### Source records

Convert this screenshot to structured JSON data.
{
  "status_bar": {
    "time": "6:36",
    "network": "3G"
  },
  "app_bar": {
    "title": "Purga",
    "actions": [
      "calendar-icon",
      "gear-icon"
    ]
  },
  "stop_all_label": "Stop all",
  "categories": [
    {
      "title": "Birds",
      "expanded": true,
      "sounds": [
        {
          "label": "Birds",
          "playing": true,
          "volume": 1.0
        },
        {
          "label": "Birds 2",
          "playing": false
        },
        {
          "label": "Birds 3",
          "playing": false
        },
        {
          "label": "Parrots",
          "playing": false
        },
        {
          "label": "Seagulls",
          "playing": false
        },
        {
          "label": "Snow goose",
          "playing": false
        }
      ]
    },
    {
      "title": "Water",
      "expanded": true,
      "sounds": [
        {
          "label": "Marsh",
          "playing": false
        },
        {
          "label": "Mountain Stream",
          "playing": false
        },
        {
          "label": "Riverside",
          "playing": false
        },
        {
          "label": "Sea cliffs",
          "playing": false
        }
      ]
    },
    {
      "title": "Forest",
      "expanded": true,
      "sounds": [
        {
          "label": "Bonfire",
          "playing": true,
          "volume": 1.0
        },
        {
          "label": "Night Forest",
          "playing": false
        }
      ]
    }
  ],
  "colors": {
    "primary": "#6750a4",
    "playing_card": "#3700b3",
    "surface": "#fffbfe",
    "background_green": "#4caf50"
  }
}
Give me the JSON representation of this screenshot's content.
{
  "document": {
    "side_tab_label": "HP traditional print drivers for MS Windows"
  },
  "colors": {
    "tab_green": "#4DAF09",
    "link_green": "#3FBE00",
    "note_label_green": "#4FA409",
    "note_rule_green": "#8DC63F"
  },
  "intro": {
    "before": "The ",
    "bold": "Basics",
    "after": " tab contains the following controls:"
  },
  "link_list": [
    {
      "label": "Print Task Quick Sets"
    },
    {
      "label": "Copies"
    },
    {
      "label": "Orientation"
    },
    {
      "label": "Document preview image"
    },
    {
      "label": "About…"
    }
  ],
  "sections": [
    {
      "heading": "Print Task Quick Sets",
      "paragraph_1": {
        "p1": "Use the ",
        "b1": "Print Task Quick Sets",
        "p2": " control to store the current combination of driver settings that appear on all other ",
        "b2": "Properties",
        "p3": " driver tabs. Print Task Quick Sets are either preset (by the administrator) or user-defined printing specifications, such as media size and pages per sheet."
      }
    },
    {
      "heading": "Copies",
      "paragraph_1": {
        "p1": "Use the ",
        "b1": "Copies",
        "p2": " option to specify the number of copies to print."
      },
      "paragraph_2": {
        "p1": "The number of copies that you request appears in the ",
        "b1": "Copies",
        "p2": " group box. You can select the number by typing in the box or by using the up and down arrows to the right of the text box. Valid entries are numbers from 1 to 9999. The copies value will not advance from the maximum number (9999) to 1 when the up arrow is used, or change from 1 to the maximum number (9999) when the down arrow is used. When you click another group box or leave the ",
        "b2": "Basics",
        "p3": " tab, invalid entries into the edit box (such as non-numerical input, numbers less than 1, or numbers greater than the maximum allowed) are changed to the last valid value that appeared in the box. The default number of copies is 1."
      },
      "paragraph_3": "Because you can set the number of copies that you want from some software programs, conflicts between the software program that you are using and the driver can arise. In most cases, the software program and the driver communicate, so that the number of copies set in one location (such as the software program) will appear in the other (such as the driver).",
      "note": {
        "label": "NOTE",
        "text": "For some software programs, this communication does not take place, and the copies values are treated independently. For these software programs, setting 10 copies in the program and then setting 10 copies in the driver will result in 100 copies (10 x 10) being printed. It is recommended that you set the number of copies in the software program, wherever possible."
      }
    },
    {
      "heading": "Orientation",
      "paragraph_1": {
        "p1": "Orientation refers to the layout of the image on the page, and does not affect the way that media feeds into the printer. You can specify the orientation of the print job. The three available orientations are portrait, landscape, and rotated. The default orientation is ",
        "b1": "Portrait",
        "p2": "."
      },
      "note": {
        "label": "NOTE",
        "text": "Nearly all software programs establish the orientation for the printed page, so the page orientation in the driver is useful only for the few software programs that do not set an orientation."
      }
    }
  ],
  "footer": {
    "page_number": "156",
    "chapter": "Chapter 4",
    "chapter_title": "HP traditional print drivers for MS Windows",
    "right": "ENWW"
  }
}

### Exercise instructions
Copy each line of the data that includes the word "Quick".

### Result of the exercise
      "label": "Print Task Quick Sets"
      "heading": "Print Task Quick Sets",
        "b1": "Print Task Quick Sets",
        "p3": " driver tabs. Print Task Quick Sets are either preset (by the administrator) or user-defined printing specifications, such as media size and pages per sheet."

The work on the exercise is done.